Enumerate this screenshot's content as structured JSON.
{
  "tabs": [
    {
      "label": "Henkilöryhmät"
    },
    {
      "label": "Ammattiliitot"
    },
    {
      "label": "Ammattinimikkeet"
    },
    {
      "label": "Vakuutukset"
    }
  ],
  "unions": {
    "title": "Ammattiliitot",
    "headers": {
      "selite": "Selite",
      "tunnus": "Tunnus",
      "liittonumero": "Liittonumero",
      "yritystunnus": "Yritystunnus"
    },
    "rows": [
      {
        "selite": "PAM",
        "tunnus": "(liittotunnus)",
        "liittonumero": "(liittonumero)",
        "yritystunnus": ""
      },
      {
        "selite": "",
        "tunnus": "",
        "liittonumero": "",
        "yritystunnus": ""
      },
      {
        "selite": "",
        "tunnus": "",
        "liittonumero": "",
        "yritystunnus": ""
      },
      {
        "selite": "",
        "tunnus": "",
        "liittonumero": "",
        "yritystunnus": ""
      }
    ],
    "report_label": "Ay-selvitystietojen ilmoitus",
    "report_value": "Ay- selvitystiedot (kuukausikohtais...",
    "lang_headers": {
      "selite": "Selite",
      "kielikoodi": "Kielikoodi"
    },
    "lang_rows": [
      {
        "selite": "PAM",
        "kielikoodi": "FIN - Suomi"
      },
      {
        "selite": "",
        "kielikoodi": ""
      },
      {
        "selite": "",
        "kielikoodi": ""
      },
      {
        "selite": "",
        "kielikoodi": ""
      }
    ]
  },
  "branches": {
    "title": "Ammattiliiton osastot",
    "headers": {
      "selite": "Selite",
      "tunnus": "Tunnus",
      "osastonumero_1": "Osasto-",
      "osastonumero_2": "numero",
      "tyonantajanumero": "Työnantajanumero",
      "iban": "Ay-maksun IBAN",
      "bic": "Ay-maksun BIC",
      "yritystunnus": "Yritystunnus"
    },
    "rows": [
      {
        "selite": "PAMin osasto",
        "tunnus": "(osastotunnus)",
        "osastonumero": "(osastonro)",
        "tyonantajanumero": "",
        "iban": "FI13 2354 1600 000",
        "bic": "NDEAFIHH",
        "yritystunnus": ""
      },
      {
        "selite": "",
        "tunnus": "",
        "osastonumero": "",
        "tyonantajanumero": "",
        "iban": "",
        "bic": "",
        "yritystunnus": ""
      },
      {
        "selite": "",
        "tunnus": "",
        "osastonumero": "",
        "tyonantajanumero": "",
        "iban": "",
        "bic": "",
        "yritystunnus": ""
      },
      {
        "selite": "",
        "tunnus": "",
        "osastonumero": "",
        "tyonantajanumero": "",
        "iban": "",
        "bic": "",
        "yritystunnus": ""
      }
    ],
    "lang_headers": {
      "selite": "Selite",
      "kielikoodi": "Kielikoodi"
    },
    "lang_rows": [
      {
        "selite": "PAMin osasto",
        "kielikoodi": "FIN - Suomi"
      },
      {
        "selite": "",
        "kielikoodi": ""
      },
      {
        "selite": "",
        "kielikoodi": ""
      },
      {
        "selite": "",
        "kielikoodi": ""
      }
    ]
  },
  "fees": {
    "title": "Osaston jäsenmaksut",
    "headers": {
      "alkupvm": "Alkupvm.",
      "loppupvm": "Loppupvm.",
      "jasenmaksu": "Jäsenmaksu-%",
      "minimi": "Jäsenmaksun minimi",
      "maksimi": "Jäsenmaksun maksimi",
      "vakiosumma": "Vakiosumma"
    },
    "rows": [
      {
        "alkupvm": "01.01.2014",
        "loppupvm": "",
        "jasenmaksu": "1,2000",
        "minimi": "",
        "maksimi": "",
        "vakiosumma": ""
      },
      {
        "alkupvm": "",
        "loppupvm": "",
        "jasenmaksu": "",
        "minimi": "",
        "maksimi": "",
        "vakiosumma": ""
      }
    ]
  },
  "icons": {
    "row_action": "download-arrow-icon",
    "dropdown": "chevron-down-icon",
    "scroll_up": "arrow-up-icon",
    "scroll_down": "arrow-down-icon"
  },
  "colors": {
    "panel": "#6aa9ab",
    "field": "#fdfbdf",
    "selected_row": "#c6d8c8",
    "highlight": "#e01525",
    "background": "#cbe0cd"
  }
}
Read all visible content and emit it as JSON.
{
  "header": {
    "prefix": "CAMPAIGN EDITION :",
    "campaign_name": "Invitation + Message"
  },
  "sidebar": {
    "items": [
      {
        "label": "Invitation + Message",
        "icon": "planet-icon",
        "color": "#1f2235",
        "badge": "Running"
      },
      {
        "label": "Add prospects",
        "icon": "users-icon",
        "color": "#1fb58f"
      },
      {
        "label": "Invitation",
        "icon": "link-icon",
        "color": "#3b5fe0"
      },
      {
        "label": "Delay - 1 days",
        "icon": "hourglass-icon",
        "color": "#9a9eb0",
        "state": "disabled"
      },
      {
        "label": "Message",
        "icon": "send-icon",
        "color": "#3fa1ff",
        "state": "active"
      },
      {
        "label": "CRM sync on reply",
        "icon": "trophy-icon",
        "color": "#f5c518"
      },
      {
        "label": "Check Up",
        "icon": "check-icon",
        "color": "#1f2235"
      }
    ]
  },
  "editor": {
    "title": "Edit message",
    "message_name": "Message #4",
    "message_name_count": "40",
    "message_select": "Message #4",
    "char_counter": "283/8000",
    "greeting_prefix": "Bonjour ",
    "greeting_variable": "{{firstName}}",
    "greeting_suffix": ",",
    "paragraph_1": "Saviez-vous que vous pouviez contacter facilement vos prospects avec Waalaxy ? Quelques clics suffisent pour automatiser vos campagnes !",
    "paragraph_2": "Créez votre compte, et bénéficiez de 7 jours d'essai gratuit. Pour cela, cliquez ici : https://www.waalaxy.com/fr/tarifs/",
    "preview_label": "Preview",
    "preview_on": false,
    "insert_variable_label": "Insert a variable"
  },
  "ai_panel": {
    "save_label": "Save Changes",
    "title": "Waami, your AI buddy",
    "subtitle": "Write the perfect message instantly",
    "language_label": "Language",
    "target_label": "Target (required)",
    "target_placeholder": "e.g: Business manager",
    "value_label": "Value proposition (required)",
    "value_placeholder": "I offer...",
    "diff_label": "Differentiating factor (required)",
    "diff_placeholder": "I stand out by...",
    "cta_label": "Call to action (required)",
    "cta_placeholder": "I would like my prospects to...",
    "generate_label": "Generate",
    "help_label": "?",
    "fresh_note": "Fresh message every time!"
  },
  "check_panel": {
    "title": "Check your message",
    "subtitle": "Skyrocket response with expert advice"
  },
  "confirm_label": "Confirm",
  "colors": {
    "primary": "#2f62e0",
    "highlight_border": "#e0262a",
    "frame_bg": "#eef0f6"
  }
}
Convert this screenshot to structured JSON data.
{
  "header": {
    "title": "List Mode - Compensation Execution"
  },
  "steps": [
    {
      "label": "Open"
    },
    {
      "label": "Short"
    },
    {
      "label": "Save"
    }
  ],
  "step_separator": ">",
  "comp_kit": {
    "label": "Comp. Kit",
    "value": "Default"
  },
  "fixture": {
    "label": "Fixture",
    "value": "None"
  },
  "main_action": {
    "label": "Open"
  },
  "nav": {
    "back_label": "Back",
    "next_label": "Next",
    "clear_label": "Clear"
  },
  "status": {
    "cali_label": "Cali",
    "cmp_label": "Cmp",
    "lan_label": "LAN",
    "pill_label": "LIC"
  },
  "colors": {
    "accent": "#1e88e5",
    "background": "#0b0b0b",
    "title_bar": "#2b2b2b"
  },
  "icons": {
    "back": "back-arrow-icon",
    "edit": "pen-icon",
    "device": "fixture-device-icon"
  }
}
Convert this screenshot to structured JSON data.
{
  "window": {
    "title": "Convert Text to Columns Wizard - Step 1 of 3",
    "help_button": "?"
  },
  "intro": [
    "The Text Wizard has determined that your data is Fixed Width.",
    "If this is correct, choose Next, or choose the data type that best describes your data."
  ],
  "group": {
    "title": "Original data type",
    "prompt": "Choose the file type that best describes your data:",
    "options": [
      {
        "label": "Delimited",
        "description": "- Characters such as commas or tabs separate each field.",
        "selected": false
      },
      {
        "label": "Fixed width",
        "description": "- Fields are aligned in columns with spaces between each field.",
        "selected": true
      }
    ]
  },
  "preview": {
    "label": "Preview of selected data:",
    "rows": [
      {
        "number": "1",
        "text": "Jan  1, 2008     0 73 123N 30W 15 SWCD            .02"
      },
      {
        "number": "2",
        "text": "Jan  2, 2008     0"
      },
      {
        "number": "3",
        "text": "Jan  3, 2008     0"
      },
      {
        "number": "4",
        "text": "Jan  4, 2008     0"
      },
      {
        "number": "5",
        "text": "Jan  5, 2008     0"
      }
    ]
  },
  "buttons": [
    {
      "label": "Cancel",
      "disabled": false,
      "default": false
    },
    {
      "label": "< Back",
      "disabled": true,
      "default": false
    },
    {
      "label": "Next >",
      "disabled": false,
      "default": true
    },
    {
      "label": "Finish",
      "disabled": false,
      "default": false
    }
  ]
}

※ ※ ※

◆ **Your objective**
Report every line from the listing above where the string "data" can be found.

◆ **Your solution**
Convert this screenshot to structured JSON data.
Convert this screenshot to structured JSON data.
    "The Text Wizard has determined that your data is Fixed Width.",
    "If this is correct, choose Next, or choose the data type that best describes your data."
    "title": "Original data type",
    "prompt": "Choose the file type that best describes your data:",
    "label": "Preview of selected data:",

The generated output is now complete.